What follows is a set of records; copy all of it exactly.

(Given entries)

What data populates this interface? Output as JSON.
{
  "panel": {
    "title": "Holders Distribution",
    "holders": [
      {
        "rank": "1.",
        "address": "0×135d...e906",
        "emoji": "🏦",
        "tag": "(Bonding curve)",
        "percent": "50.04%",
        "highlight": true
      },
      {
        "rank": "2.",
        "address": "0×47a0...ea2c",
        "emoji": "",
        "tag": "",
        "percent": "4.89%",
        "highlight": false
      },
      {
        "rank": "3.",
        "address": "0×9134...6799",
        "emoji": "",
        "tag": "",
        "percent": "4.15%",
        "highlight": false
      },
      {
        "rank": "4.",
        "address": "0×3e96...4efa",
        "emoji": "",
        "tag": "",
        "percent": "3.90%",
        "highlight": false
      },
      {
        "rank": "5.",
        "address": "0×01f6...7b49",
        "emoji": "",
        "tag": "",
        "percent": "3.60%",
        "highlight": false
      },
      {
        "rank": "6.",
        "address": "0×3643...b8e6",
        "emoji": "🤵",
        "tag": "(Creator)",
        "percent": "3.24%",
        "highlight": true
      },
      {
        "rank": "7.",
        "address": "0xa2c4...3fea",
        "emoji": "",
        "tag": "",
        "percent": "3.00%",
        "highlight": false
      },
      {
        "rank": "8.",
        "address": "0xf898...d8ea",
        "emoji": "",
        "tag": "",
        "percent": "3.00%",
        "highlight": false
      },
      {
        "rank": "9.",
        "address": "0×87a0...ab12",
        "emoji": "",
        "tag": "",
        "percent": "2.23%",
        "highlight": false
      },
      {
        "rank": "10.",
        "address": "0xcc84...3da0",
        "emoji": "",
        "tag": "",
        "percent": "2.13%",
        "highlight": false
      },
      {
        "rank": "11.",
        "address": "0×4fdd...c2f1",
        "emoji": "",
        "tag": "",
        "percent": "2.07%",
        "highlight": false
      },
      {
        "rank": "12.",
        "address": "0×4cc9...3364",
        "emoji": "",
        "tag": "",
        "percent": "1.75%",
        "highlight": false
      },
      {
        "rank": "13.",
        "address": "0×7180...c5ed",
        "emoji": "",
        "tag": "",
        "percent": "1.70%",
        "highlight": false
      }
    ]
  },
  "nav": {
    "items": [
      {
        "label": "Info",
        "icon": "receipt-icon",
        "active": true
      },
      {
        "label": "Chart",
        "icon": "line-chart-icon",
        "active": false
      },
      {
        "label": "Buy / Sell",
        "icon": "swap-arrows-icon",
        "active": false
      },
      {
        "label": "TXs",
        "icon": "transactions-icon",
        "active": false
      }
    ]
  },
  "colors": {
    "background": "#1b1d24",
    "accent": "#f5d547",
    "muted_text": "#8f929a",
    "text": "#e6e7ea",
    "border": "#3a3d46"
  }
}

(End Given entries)

◆ Output below
What data populates this interface? Output as JSON.
{
  "panel": {
    "title": "Holders Distribution",
    "holders": [
      {
        "rank": "1.",
        "address": "0×135d...e906",
        "emoji": "🏦",
        "tag": "(Bonding curve)",
        "percent": "50.04%",
        "highlight": true
      },
      {
        "rank": "2.",
        "address": "0×47a0...ea2c",
        "emoji": "",
        "tag": "",
        "percent": "4.89%",
        "highlight": false
      },
      {
        "rank": "3.",
        "address": "0×9134...6799",
        "emoji": "",
        "tag": "",
        "percent": "4.15%",
        "highlight": false
      },
      {
        "rank": "4.",
        "address": "0×3e96...4efa",
        "emoji": "",
        "tag": "",
        "percent": "3.90%",
        "highlight": false
      },
      {
        "rank": "5.",
        "address": "0×01f6...7b49",
        "emoji": "",
        "tag": "",
        "percent": "3.60%",
        "highlight": false
      },
      {
        "rank": "6.",
        "address": "0×3643...b8e6",
        "emoji": "🤵",
        "tag": "(Creator)",
        "percent": "3.24%",
        "highlight": true
      },
      {
        "rank": "7.",
        "address": "0xa2c4...3fea",
        "emoji": "",
        "tag": "",
        "percent": "3.00%",
        "highlight": false
      },
      {
        "rank": "8.",
        "address": "0xf898...d8ea",
        "emoji": "",
        "tag": "",
        "percent": "3.00%",
        "highlight": false
      },
      {
        "rank": "9.",
        "address": "0×87a0...ab12",
        "emoji": "",
        "tag": "",
        "percent": "2.23%",
        "highlight": false
      },
      {
        "rank": "10.",
        "address": "0xcc84...3da0",
        "emoji": "",
        "tag": "",
        "percent": "2.13%",
        "highlight": false
      },
      {
        "rank": "11.",
        "address": "0×4fdd...c2f1",
        "emoji": "",
        "tag": "",
        "percent": "2.07%",
        "highlight": false
      },
      {
        "rank": "12.",
        "address": "0×4cc9...3364",
        "emoji": "",
        "tag": "",
        "percent": "1.75%",
        "highlight": false
      },
      {
        "rank": "13.",
        "address": "0×7180...c5ed",
        "emoji": "",
        "tag": "",
        "percent": "1.70%",
        "highlight": false
      }
    ]
  },
  "nav": {
    "items": [
      {
        "label": "Info",
        "icon": "receipt-icon",
        "active": true
      },
      {
        "label": "Chart",
        "icon": "line-chart-icon",
        "active": false
      },
      {
        "label": "Buy / Sell",
        "icon": "swap-arrows-icon",
        "active": false
      },
      {
        "label": "TXs",
        "icon": "transactions-icon",
        "active": false
      }
    ]
  },
  "colors": {
    "background": "#1b1d24",
    "accent": "#f5d547",
    "muted_text": "#8f929a",
    "text": "#e6e7ea",
    "border": "#3a3d46"
  }
}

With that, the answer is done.